Activity :: Please output the records below word for word and omit the pictures.

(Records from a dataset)
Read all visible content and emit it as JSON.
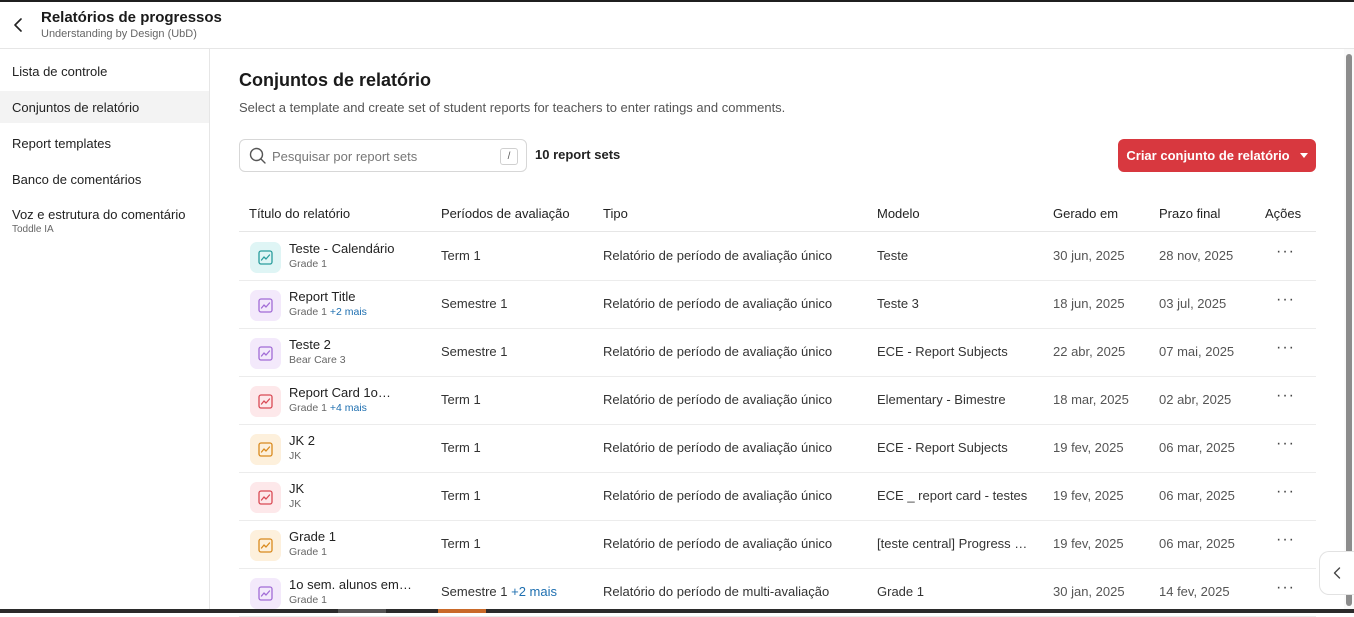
{
  "header": {
    "title": "Relatórios de progressos",
    "subtitle": "Understanding by Design (UbD)"
  },
  "sidebar": {
    "items": [
      {
        "label": "Lista de controle",
        "sub": ""
      },
      {
        "label": "Conjuntos de relatório",
        "sub": ""
      },
      {
        "label": "Report templates",
        "sub": ""
      },
      {
        "label": "Banco de comentários",
        "sub": ""
      },
      {
        "label": "Voz e estrutura do comentário",
        "sub": "Toddle IA"
      }
    ]
  },
  "main": {
    "title": "Conjuntos de relatório",
    "description": "Select a template and create set of student reports for teachers to enter ratings and comments.",
    "search_placeholder": "Pesquisar por report sets",
    "search_shortcut": "/",
    "count": "10 report sets",
    "create_button": "Criar conjunto de relatório"
  },
  "table": {
    "headers": {
      "title": "Título do relatório",
      "periods": "Períodos de avaliação",
      "type": "Tipo",
      "model": "Modelo",
      "generated": "Gerado em",
      "deadline": "Prazo final",
      "actions": "Ações"
    },
    "rows": [
      {
        "title": "Teste - Calendário",
        "grade": "Grade 1",
        "grade_more": "",
        "period": "Term 1",
        "period_more": "",
        "type": "Relatório de período de avaliação único",
        "model": "Teste",
        "generated": "30 jun, 2025",
        "deadline": "28 nov, 2025",
        "icon": "chart-icon",
        "icon_bg": "#dff5f5",
        "icon_color": "#2a9d9d",
        "actions": "···"
      },
      {
        "title": "Report Title",
        "grade": "Grade 1",
        "grade_more": "+2 mais",
        "period": "Semestre 1",
        "period_more": "",
        "type": "Relatório de período de avaliação único",
        "model": "Teste 3",
        "generated": "18 jun, 2025",
        "deadline": "03 jul, 2025",
        "icon": "chart-icon",
        "icon_bg": "#f3e9fb",
        "icon_color": "#a26cd6",
        "actions": "···"
      },
      {
        "title": "Teste 2",
        "grade": "Bear Care 3",
        "grade_more": "",
        "period": "Semestre 1",
        "period_more": "",
        "type": "Relatório de período de avaliação único",
        "model": "ECE - Report Subjects",
        "generated": "22 abr, 2025",
        "deadline": "07 mai, 2025",
        "icon": "chart-icon",
        "icon_bg": "#f3e9fb",
        "icon_color": "#a26cd6",
        "actions": "···"
      },
      {
        "title": "Report Card 1o…",
        "grade": "Grade 1",
        "grade_more": "+4 mais",
        "period": "Term 1",
        "period_more": "",
        "type": "Relatório de período de avaliação único",
        "model": "Elementary - Bimestre",
        "generated": "18 mar, 2025",
        "deadline": "02 abr, 2025",
        "icon": "chart-icon",
        "icon_bg": "#fde8ea",
        "icon_color": "#d94a55",
        "actions": "···"
      },
      {
        "title": "JK 2",
        "grade": "JK",
        "grade_more": "",
        "period": "Term 1",
        "period_more": "",
        "type": "Relatório de período de avaliação único",
        "model": "ECE - Report Subjects",
        "generated": "19 fev, 2025",
        "deadline": "06 mar, 2025",
        "icon": "chart-icon",
        "icon_bg": "#fdf0dc",
        "icon_color": "#d98a1e",
        "actions": "···"
      },
      {
        "title": "JK",
        "grade": "JK",
        "grade_more": "",
        "period": "Term 1",
        "period_more": "",
        "type": "Relatório de período de avaliação único",
        "model": "ECE _ report card - testes",
        "generated": "19 fev, 2025",
        "deadline": "06 mar, 2025",
        "icon": "chart-icon",
        "icon_bg": "#fde8ea",
        "icon_color": "#d94a55",
        "actions": "···"
      },
      {
        "title": "Grade 1",
        "grade": "Grade 1",
        "grade_more": "",
        "period": "Term 1",
        "period_more": "",
        "type": "Relatório de período de avaliação único",
        "model": "[teste central] Progress …",
        "generated": "19 fev, 2025",
        "deadline": "06 mar, 2025",
        "icon": "chart-icon",
        "icon_bg": "#fdf0dc",
        "icon_color": "#d98a1e",
        "actions": "···"
      },
      {
        "title": "1o sem. alunos em…",
        "grade": "Grade 1",
        "grade_more": "",
        "period": "Semestre 1",
        "period_more": "+2 mais",
        "type": "Relatório do período de multi-avaliação",
        "model": "Grade 1",
        "generated": "30 jan, 2025",
        "deadline": "14 fev, 2025",
        "icon": "chart-icon",
        "icon_bg": "#f3e9fb",
        "icon_color": "#a26cd6",
        "actions": "···"
      }
    ]
  },
  "colors": {
    "accent": "#d8383f",
    "link": "#1e6fb0"
  }
}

Finished exercise ::
Read all visible content and emit it as JSON.
{
  "header": {
    "title": "Relatórios de progressos",
    "subtitle": "Understanding by Design (UbD)"
  },
  "sidebar": {
    "items": [
      {
        "label": "Lista de controle",
        "sub": ""
      },
      {
        "label": "Conjuntos de relatório",
        "sub": ""
      },
      {
        "label": "Report templates",
        "sub": ""
      },
      {
        "label": "Banco de comentários",
        "sub": ""
      },
      {
        "label": "Voz e estrutura do comentário",
        "sub": "Toddle IA"
      }
    ]
  },
  "main": {
    "title": "Conjuntos de relatório",
    "description": "Select a template and create set of student reports for teachers to enter ratings and comments.",
    "search_placeholder": "Pesquisar por report sets",
    "search_shortcut": "/",
    "count": "10 report sets",
    "create_button": "Criar conjunto de relatório"
  },
  "table": {
    "headers": {
      "title": "Título do relatório",
      "periods": "Períodos de avaliação",
      "type": "Tipo",
      "model": "Modelo",
      "generated": "Gerado em",
      "deadline": "Prazo final",
      "actions": "Ações"
    },
    "rows": [
      {
        "title": "Teste - Calendário",
        "grade": "Grade 1",
        "grade_more": "",
        "period": "Term 1",
        "period_more": "",
        "type": "Relatório de período de avaliação único",
        "model": "Teste",
        "generated": "30 jun, 2025",
        "deadline": "28 nov, 2025",
        "icon": "chart-icon",
        "icon_bg": "#dff5f5",
        "icon_color": "#2a9d9d",
        "actions": "···"
      },
      {
        "title": "Report Title",
        "grade": "Grade 1",
        "grade_more": "+2 mais",
        "period": "Semestre 1",
        "period_more": "",
        "type": "Relatório de período de avaliação único",
        "model": "Teste 3",
        "generated": "18 jun, 2025",
        "deadline": "03 jul, 2025",
        "icon": "chart-icon",
        "icon_bg": "#f3e9fb",
        "icon_color": "#a26cd6",
        "actions": "···"
      },
      {
        "title": "Teste 2",
        "grade": "Bear Care 3",
        "grade_more": "",
        "period": "Semestre 1",
        "period_more": "",
        "type": "Relatório de período de avaliação único",
        "model": "ECE - Report Subjects",
        "generated": "22 abr, 2025",
        "deadline": "07 mai, 2025",
        "icon": "chart-icon",
        "icon_bg": "#f3e9fb",
        "icon_color": "#a26cd6",
        "actions": "···"
      },
      {
        "title": "Report Card 1o…",
        "grade": "Grade 1",
        "grade_more": "+4 mais",
        "period": "Term 1",
        "period_more": "",
        "type": "Relatório de período de avaliação único",
        "model": "Elementary - Bimestre",
        "generated": "18 mar, 2025",
        "deadline": "02 abr, 2025",
        "icon": "chart-icon",
        "icon_bg": "#fde8ea",
        "icon_color": "#d94a55",
        "actions": "···"
      },
      {
        "title": "JK 2",
        "grade": "JK",
        "grade_more": "",
        "period": "Term 1",
        "period_more": "",
        "type": "Relatório de período de avaliação único",
        "model": "ECE - Report Subjects",
        "generated": "19 fev, 2025",
        "deadline": "06 mar, 2025",
        "icon": "chart-icon",
        "icon_bg": "#fdf0dc",
        "icon_color": "#d98a1e",
        "actions": "···"
      },
      {
        "title": "JK",
        "grade": "JK",
        "grade_more": "",
        "period": "Term 1",
        "period_more": "",
        "type": "Relatório de período de avaliação único",
        "model": "ECE _ report card - testes",
        "generated": "19 fev, 2025",
        "deadline": "06 mar, 2025",
        "icon": "chart-icon",
        "icon_bg": "#fde8ea",
        "icon_color": "#d94a55",
        "actions": "···"
      },
      {
        "title": "Grade 1",
        "grade": "Grade 1",
        "grade_more": "",
        "period": "Term 1",
        "period_more": "",
        "type": "Relatório de período de avaliação único",
        "model": "[teste central] Progress …",
        "generated": "19 fev, 2025",
        "deadline": "06 mar, 2025",
        "icon": "chart-icon",
        "icon_bg": "#fdf0dc",
        "icon_color": "#d98a1e",
        "actions": "···"
      },
      {
        "title": "1o sem. alunos em…",
        "grade": "Grade 1",
        "grade_more": "",
        "period": "Semestre 1",
        "period_more": "+2 mais",
        "type": "Relatório do período de multi-avaliação",
        "model": "Grade 1",
        "generated": "30 jan, 2025",
        "deadline": "14 fev, 2025",
        "icon": "chart-icon",
        "icon_bg": "#f3e9fb",
        "icon_color": "#a26cd6",
        "actions": "···"
      }
    ]
  },
  "colors": {
    "accent": "#d8383f",
    "link": "#1e6fb0"
  }
}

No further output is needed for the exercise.